During the discussion among the Military Judge and the lawyers, the prosecution (Mr. Ryan) noted that he would ask questions attempting to show bias in favor of the bin al Shibh.  Mr. Ryan planned on showing bias by asking questions about alleged illegal activities as well as asking about any bias against the United States, shared values with the accused, and relationships with the accused. Harrington and Flor suggested that the Judge provide immunity for the questions asked.  The Military Judge did not believe he had the authority to provide immunity, and the parties were not sure at what point the immunity would kick in.  There was also a question of what information would get struck if immunity was not given, but instead if objections were raised during cross examination.  The parties could not determine if, in that situation, both the cross and direct examination would be struck from the record, or just the cross.  It was decided that his testimony would be postponed until the next hearing. The parties were requested to file briefs with the court.

Personal Observations

All five of the 9/11 defendants were present for today’s hearing.  Today KSM, bin ‘Attash, and bin al Shibh wore cameo jackets.
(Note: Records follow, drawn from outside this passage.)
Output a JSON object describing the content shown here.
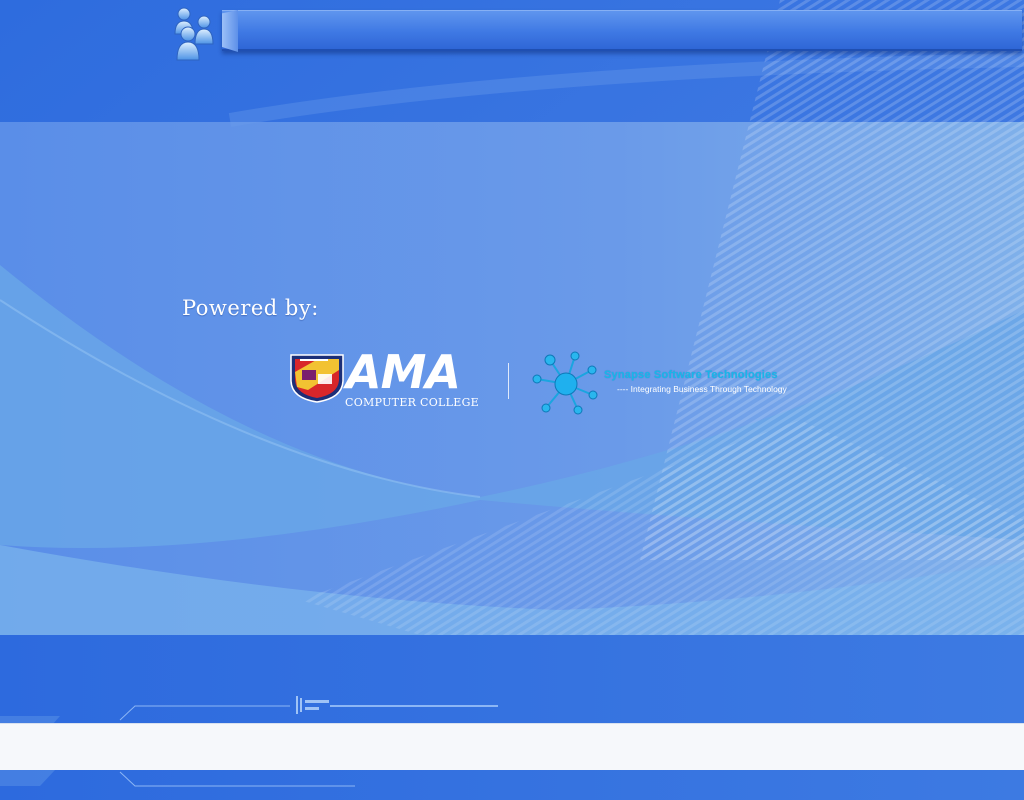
{
  "header": {
    "title": ""
  },
  "branding": {
    "powered_by_label": "Powered by:",
    "ama": {
      "name": "AMA",
      "subtitle": "COMPUTER COLLEGE"
    },
    "synapse": {
      "name": "Synapse Software Technologies",
      "tagline": "---- Integrating Business Through Technology"
    }
  },
  "status_bar": {
    "text": ""
  },
  "colors": {
    "background": "#2f6fdf",
    "accent": "#18b6e9",
    "status_bar": "#f6f8fb"
  },
  "icons": [
    "users-group-icon",
    "ama-crest-icon",
    "synapse-network-icon"
  ]
}
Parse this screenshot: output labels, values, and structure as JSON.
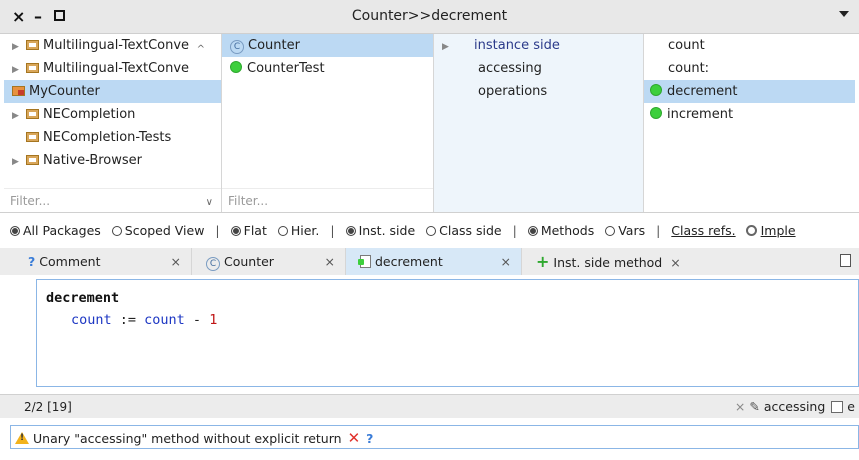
{
  "window": {
    "title": "Counter>>decrement"
  },
  "packages": {
    "items": [
      {
        "label": "Multilingual-TextConve",
        "expandable": true,
        "selected": false
      },
      {
        "label": "Multilingual-TextConve",
        "expandable": true,
        "selected": false
      },
      {
        "label": "MyCounter",
        "expandable": false,
        "selected": true
      },
      {
        "label": "NECompletion",
        "expandable": true,
        "selected": false
      },
      {
        "label": "NECompletion-Tests",
        "expandable": false,
        "selected": false
      },
      {
        "label": "Native-Browser",
        "expandable": true,
        "selected": false
      }
    ],
    "filter_placeholder": "Filter..."
  },
  "classes": {
    "items": [
      {
        "label": "Counter",
        "icon": "class-icon",
        "selected": true
      },
      {
        "label": "CounterTest",
        "icon": "green-dot-icon",
        "selected": false
      }
    ],
    "filter_placeholder": "Filter..."
  },
  "protocols": {
    "items": [
      {
        "label": "instance side"
      },
      {
        "label": "accessing"
      },
      {
        "label": "operations"
      }
    ]
  },
  "methods": {
    "items": [
      {
        "label": "count",
        "icon": "",
        "selected": false
      },
      {
        "label": "count:",
        "icon": "",
        "selected": false
      },
      {
        "label": "decrement",
        "icon": "green-dot-icon",
        "selected": true
      },
      {
        "label": "increment",
        "icon": "green-dot-icon",
        "selected": false
      }
    ]
  },
  "options": {
    "all_packages": "All Packages",
    "scoped_view": "Scoped View",
    "flat": "Flat",
    "hier": "Hier.",
    "inst_side": "Inst. side",
    "class_side": "Class side",
    "methods": "Methods",
    "vars": "Vars",
    "class_refs": "Class refs.",
    "imple": "Imple",
    "sep": "|"
  },
  "tabs": {
    "comment": "Comment",
    "counter": "Counter",
    "decrement": "decrement",
    "inst_side_method": "Inst. side method",
    "close": "×"
  },
  "editor": {
    "selector": "decrement",
    "var1": "count",
    "assign": " := ",
    "var2": "count",
    "minus": " - ",
    "num": "1"
  },
  "status": {
    "position": "2/2 [19]",
    "close": "×",
    "protocol": "accessing",
    "extra": "e"
  },
  "critic": {
    "message": "Unary \"accessing\" method without explicit return",
    "dismiss": "✕",
    "help": "?"
  },
  "colors": {
    "selection": "#bcd9f3",
    "protocol_pane": "#eef5fb",
    "accent_border": "#8bb6e6",
    "green": "#3ccf3c",
    "warning": "#f2b21c",
    "error": "#e0322c"
  }
}
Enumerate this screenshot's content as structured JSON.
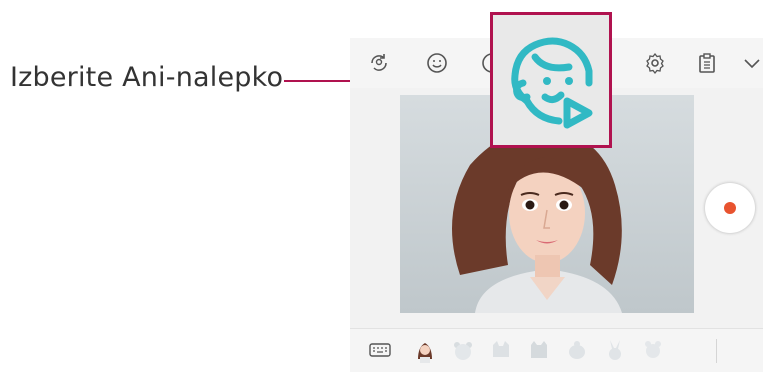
{
  "callout": {
    "label": "Izberite Ani-nalepko",
    "accent_color": "#b0124f"
  },
  "toolbar": {
    "icons": [
      "switch-camera-icon",
      "emoji-icon",
      "ani-sticker-icon",
      "settings-icon",
      "clipboard-icon",
      "chevron-down-icon"
    ]
  },
  "zoom": {
    "icon": "ani-sticker-icon",
    "icon_color": "#31b9c4"
  },
  "camera_preview": {
    "subject": "3D avatar"
  },
  "record_button": {
    "color": "#e8532f"
  },
  "sticker_bar": {
    "items": [
      "keyboard-icon",
      "avatar-sticker",
      "bear-sticker",
      "cat-sticker",
      "cat-sticker-2",
      "bird-sticker",
      "owl-sticker",
      "bunny-sticker",
      "mascot-sticker"
    ]
  }
}
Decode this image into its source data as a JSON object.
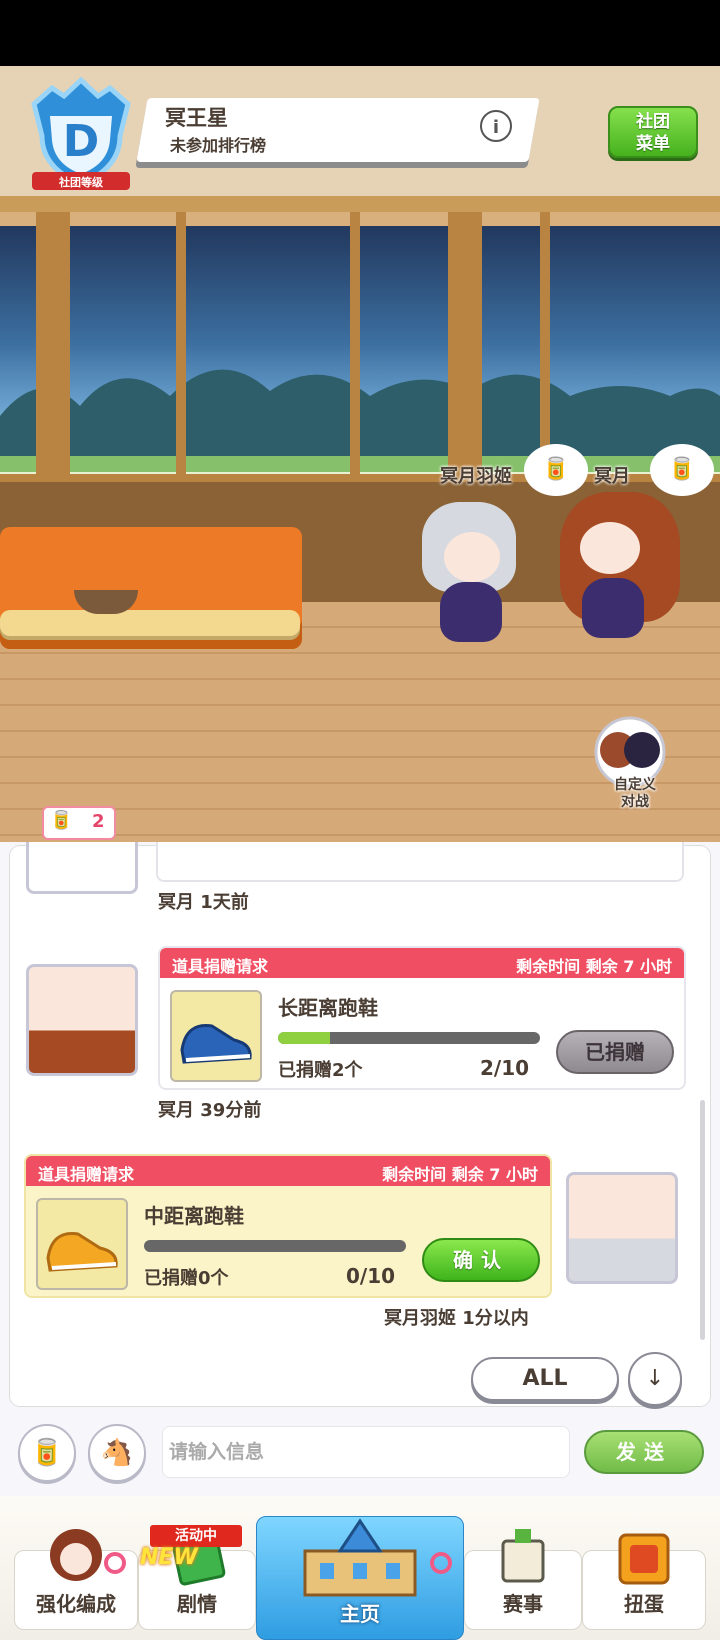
{
  "header": {
    "rank_letter": "D",
    "rank_ribbon": "社团等级",
    "club_name": "冥王星",
    "club_ranking": "未参加排行榜",
    "info_icon": "i",
    "menu_button": [
      "社团",
      "菜单"
    ]
  },
  "scene": {
    "characters": [
      {
        "name": "冥月羽姬",
        "bubble_icon": "item-can-icon"
      },
      {
        "name": "冥月",
        "bubble_icon": "item-can-icon"
      }
    ],
    "battle_button": [
      "自定义",
      "对战"
    ]
  },
  "notification": {
    "count": "2"
  },
  "chat": {
    "messages": [
      {
        "sender_meta": "冥月 1天前"
      },
      {
        "side": "left",
        "header": "道具捐赠请求",
        "time_left": "剩余时间 剩余 7 小时",
        "item_name": "长距离跑鞋",
        "donated_text": "已捐赠2个",
        "ratio": "2/10",
        "progress": 0.2,
        "button": "已捐赠",
        "meta": "冥月 39分前"
      },
      {
        "side": "right",
        "header": "道具捐赠请求",
        "time_left": "剩余时间 剩余 7 小时",
        "item_name": "中距离跑鞋",
        "donated_text": "已捐赠0个",
        "ratio": "0/10",
        "progress": 0,
        "button": "确认",
        "meta": "冥月羽姬 1分以内"
      }
    ],
    "filter_button": "ALL",
    "scroll_down_icon": "↓"
  },
  "input_bar": {
    "placeholder": "请输入信息",
    "send_button": "发送"
  },
  "nav": {
    "event_tag": "活动中",
    "new_tag": "NEW",
    "tabs": [
      {
        "label": "强化编成"
      },
      {
        "label": "剧情"
      },
      {
        "label": "主页"
      },
      {
        "label": "赛事"
      },
      {
        "label": "扭蛋"
      }
    ]
  },
  "colors": {
    "accent_red": "#f04f63",
    "accent_green": "#46b21e",
    "text_brown": "#4a3d33",
    "home_blue": "#2f9de2"
  }
}
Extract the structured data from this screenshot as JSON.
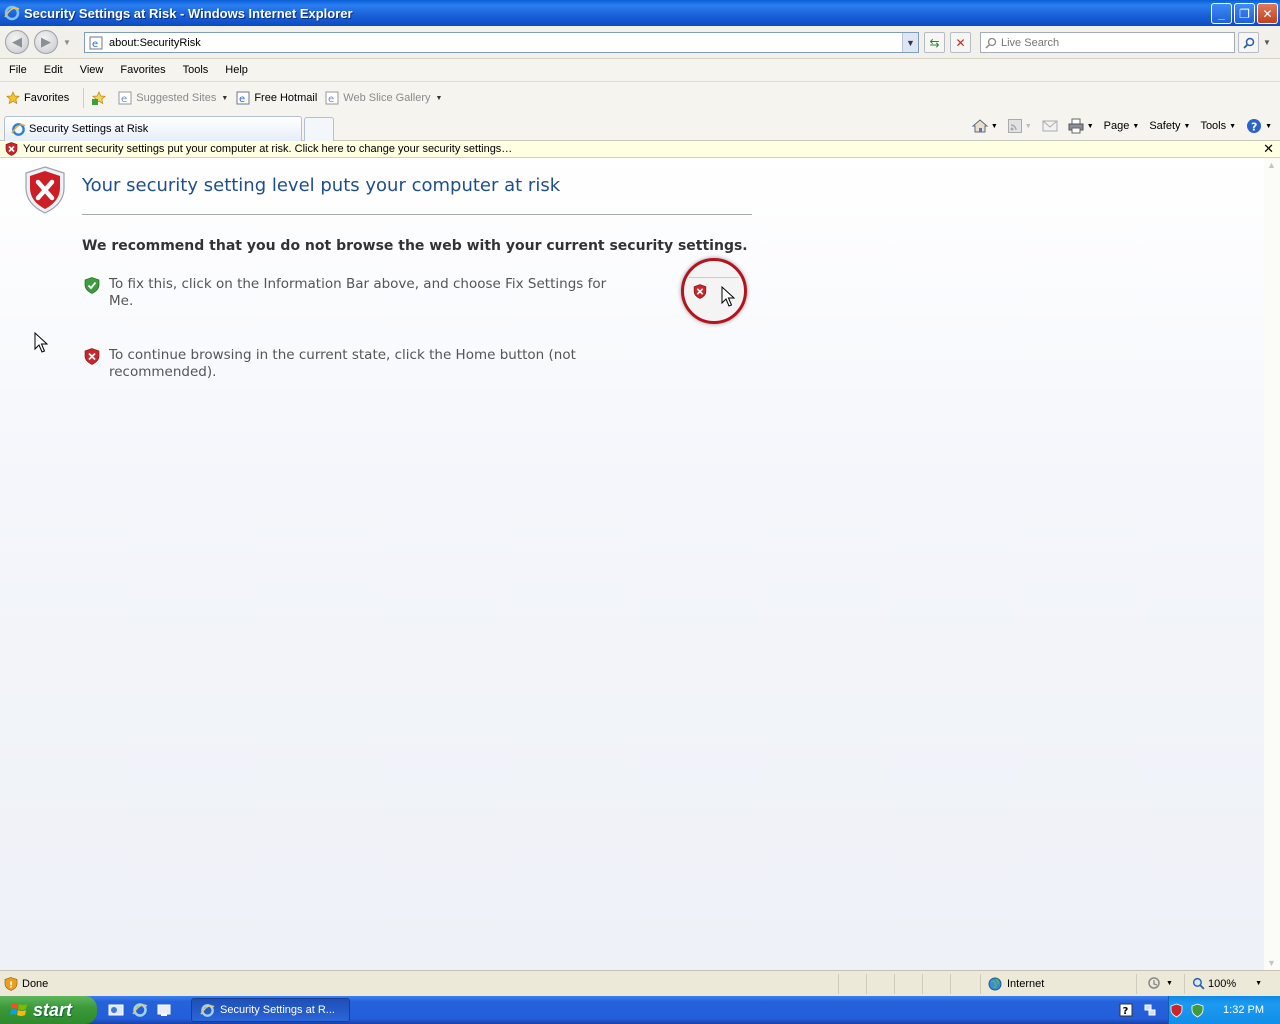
{
  "window": {
    "title": "Security Settings at Risk - Windows Internet Explorer",
    "buttons": [
      "minimize",
      "restore",
      "close"
    ]
  },
  "address_bar": {
    "url": "about:SecurityRisk",
    "search_placeholder": "Live Search"
  },
  "menu": [
    "File",
    "Edit",
    "View",
    "Favorites",
    "Tools",
    "Help"
  ],
  "favorites_bar": {
    "favorites_label": "Favorites",
    "items": [
      {
        "label": "Suggested Sites",
        "dimmed": true,
        "dropdown": true
      },
      {
        "label": "Free Hotmail",
        "dimmed": false,
        "dropdown": false
      },
      {
        "label": "Web Slice Gallery",
        "dimmed": true,
        "dropdown": true
      }
    ]
  },
  "tab": {
    "title": "Security Settings at Risk"
  },
  "command_bar": {
    "page": "Page",
    "safety": "Safety",
    "tools": "Tools"
  },
  "info_bar": {
    "text": "Your current security settings put your computer at risk. Click here to change your security settings…"
  },
  "content": {
    "heading": "Your security setting level puts your computer at risk",
    "recommendation": "We recommend that you do not browse the web with your current security settings.",
    "bullets": [
      {
        "icon": "green-shield-check-icon",
        "text": "To fix this, click on the Information Bar above, and choose Fix Settings for Me."
      },
      {
        "icon": "red-shield-x-icon",
        "text": "To continue browsing in the current state, click the Home button (not recommended)."
      }
    ]
  },
  "status_bar": {
    "status": "Done",
    "zone": "Internet",
    "zoom": "100%"
  },
  "taskbar": {
    "start": "start",
    "active_item": "Security Settings at R...",
    "clock": "1:32 PM"
  },
  "colors": {
    "title_blue": "#0a5fd8",
    "heading_blue": "#1f4e8c",
    "infobar_yellow": "#ffffe1",
    "callout_red": "#b4141e"
  }
}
All of the defendants had their heads covered. al Baluchi wore a Pashtun hat. KSM and al Baluchi had “scarves” draped over their shoulders with a golden dome and the word “Palestine”.

It seems the laweyrs involved in the Zubaydah fiasco could have worked out any issues before Zubaydah arrived at the court today.  I have no experience with the substantive issues, but it does seem that bin al Shibh’s defense counsel or counsel for Zubaydah could have known the sort of questions that the prosecution was going to ask, and could have been prepared on the self-incrimination / immunity issues.  If the witness is testifying in support of a motion made by the defense, wouldn’t it only make sense that the prosecution would attack the witness’s credibility by trying to show bias?  Hindsight is 20/20 but it is possible that the parties were well aware that the immunity issue would come up and for whatever reason decided to not work out the issue prior to testimony.

There was disappointment in the gallery when the Military Judge stated Zubaydah would not testify today. I was disappointed.  However, those in the courtroom seemed un-phased.  Although I was disappointed to not have a chance to see Zubaydah in person, I am glad I was able to see and hear Guleed’s testimony live.  It is very rare to be able to see an in-person testimony during these proceedings, let alone an in-person testimony from a high value detainee.  His testimony was surprisingly entertaining, which feels odd to write given the context.  Parts of the testimony caused laughter to break out in the gallery, while other parts led to tears.

There is a book which touches on Zubaydah called Black Banners, by Ali Soufan.  I hope to listen to it on the drive to Indianapolis from Andrews Air Force Base on Saturday.

I have had some time to explore the Guantanamo Bay Naval base and will be posting about my down time experience here at Guantanamo Bay as time permits.

20160601_170134Many of the notes above are based on my memory and understanding of the 30 May 2016 hearing and related motions and transcripts. The foregoing is my opinion in my own personal capacity, and my blog posts and other comments are my own and do not necessarily reflect those of the Indiana University McKinney School of Law or anyone else, for that matter.

Leontiy Korolev, J.D., Indiana University McKinney School of Law

Participant, Military Commission Observation Project (MCOP), Program in International Human Rights Law (PIHRL), Indiana University McKinney School of Law